- Preface, Introduction, Sections and Chapters
- Sources for "Would You Like Borders With That Socialism?"
- Liberalism? I don't think so.
- Fiction by John Tagliaferro
- Left vs. Right
- Racism and Bigotry
- Guns and Lies
- YouTube Channel
- ☭ Is Obama a National or an International Socialist? 卐
- Random Stuff and Blogmail
Thursday, March 29, 2012
Obamacare: All Unfunded Mandates are not Created Equal
Again, Republican ≠ Conservative
Back in my days as a resource manager in the defense industry, I got to hear some of the worst excuses ever contrived by people who just did not want to do what they were supposed to do. One of them was the unfunded mandate objection, as if it were some sort of automatic absolution of responsibility.
This is not to say that unfunded mandates are always proper or fair, not in the slightest. However, the way that federal bureaucrats use the term stands the concept on its head.
One incident was in the Information Technology field where the Congress had proscribed that the whole government would begin keeping better track of all systems that it had, all of the systems that the Congress funded needed to be tracked. With that came system certifications and compliance measures, along with the requirement that some human being actually check off the blocks on electronic forms certifying that indeed the systems under their domain were in compliance. To those of us paying the bills, this sounds perfectly reasonable, yes?
Changing duties and responsibilities within a job one is already being paid for can be called many things, but an unfunded mandate it ain't. If the load becomes too great you can always move on to better conditions or just quit.
This brings me to the latest federal debacle that had potential to be correctly labeled an unfunded mandate (by those who stretch the term), but somehow has escaped that label: Free-riders in the healthcare system.
100 years, beginning with Progressive Teddy Roosevelt in 1912 proposing a national healthcare system based on the German national model and the proposal was continually rejected until Obamacare came along. This is not to say that bits and pieces were not adopted, and each of them were accompanied with a new list of demands.

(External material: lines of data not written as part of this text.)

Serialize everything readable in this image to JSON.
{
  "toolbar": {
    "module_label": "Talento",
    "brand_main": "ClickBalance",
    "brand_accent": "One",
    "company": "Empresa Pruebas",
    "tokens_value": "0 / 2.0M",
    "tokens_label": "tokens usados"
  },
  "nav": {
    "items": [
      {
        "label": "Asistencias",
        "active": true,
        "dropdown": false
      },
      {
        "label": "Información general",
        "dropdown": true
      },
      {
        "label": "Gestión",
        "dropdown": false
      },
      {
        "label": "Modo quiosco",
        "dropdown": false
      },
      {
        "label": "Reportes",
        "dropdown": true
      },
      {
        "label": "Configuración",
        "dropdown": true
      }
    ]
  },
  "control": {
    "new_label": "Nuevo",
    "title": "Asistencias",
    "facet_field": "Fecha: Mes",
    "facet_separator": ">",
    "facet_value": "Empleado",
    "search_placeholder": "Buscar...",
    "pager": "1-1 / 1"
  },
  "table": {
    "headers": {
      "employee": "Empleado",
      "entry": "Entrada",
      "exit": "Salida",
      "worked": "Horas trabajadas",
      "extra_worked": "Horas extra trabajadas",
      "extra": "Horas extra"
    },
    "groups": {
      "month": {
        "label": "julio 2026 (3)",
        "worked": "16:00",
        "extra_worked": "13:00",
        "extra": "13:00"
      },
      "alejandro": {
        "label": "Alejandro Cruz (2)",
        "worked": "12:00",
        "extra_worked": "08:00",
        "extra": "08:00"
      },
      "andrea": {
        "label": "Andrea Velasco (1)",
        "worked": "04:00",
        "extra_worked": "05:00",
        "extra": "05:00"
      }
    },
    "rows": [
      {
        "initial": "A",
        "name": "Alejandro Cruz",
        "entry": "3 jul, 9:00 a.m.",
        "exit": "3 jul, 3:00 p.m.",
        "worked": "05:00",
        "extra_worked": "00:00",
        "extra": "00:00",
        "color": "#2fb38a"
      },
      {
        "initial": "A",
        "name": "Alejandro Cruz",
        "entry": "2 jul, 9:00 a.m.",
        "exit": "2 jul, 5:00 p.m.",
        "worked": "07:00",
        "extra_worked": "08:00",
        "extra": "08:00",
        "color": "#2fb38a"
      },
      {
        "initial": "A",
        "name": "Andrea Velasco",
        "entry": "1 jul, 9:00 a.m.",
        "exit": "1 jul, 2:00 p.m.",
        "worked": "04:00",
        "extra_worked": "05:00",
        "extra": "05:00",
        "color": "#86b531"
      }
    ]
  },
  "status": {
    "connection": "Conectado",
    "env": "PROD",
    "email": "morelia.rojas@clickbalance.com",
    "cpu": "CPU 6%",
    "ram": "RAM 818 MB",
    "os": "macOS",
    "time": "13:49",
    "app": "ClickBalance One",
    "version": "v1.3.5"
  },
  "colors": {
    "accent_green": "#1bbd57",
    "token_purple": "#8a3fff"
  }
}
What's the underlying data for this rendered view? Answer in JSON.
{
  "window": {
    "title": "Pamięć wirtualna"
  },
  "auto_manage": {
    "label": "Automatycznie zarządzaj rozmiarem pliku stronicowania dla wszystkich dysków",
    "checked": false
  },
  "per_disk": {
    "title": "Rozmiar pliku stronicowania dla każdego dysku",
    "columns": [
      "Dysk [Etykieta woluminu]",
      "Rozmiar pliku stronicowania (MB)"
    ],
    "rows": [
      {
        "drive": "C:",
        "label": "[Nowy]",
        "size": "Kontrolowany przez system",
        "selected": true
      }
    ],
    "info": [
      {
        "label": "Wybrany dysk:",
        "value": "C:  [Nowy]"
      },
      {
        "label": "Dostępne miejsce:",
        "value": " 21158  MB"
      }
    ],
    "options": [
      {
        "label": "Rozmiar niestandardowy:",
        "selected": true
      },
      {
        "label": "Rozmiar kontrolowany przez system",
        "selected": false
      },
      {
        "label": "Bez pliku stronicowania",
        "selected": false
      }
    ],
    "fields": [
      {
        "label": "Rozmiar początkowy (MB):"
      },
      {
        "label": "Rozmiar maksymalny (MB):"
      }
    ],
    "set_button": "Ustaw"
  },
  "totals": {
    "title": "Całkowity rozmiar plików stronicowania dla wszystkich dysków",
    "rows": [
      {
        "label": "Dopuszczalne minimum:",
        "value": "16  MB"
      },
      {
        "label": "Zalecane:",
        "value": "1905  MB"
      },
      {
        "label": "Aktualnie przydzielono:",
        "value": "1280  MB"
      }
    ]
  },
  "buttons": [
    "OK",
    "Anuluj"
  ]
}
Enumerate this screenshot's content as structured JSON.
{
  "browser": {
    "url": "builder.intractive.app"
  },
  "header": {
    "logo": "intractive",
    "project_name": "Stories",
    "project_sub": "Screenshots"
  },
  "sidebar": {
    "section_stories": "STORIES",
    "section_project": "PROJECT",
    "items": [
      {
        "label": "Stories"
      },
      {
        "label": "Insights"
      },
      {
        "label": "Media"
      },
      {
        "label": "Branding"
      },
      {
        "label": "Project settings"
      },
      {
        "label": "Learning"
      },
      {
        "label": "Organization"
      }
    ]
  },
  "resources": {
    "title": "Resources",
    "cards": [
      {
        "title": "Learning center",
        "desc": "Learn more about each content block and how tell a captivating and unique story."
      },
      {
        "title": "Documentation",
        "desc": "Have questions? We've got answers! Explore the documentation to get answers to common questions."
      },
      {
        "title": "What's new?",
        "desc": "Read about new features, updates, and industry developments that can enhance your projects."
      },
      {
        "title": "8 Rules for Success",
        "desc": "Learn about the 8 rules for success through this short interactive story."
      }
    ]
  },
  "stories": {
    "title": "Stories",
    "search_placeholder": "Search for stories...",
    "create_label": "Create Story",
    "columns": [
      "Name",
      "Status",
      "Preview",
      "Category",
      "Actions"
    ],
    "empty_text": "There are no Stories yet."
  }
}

In the years leading to the passage of Obamacare, the Left's complaint was that everybody did not have access to healthcare. The list of victims were the usual: poor, minorities, women hardest hit. That complaint did not last long when it was revealed that poor minorities were filling up emergency rooms across the country and quite a few of them were uninsured.
As Leftists are want to do, they morphed that complaint into a different lie: Emergency rooms are forced to treat people without insurance, so we need a law to make everybody buy insurance. As reasonable as that complaint sounds, and the evidence is not a complete lie, it is only a partial truth, rarely does anybody stop to ask who is forcing hospitals to take uninsured patients?
That answer is, of course, the federal government. Under the Emergency Medical Treatment & Labor Act (EMTALA) of 1986, all hospitals that participate in Medicare must take all emergency patients regardless of means to pay. The case for this being an unfunded mandate would revolve around the issue of how Congress moved the goalposts on what hospitals are required to do to get Medicare funds, decades after the program began. The case against: No federal requirement to take Medicare patients or Medicare money.
Many States, like Tennessee, have State hospitals that are open to anybody who shows up and everybody receives the same care, regardless of means. From personal experience I can tell you that if you show up in their emergency room, they will indeed care for you. If you give them insurance information, the bill goes to the insurance company. If you do not have insurance, the bill goes to your house. I do not know how they handle a failure to pay, but feel free to research that one on your own.
So, where is the problem? According to the Leftists there was a crisis caused by people who could not afford healthcare getting free healthcare and the hospitals were unfairly burdened with the costs, or passed those losses onto other patients. (Whenever you see that last bit in a story, it is a rare acknowledgement that business do pass on costs that fails to get factored into any other business.)
Simpler version: some people could not afford to pay their emergency room and other healthcare bills in the past, so everybody else (even those who did not have medical bills, through their Medicare tax) covered those losses. To solve this problem, a massive bureaucracy was created to make the people who can afford to pay for healthcare cover the bills of those who cannot pay. Added bonus: All those people who paid for routine medical services in cash are now required to pay an insurance company.
Another added bonus: A mountain of actual unfunded mandates for the States.
The next time someone brings up the issue of "free-riders" in the healthcare market, ask them who created the free-rider system in the first place. If they respond with anything besides EMTALA, direct them to the nearest internet connection for some self education.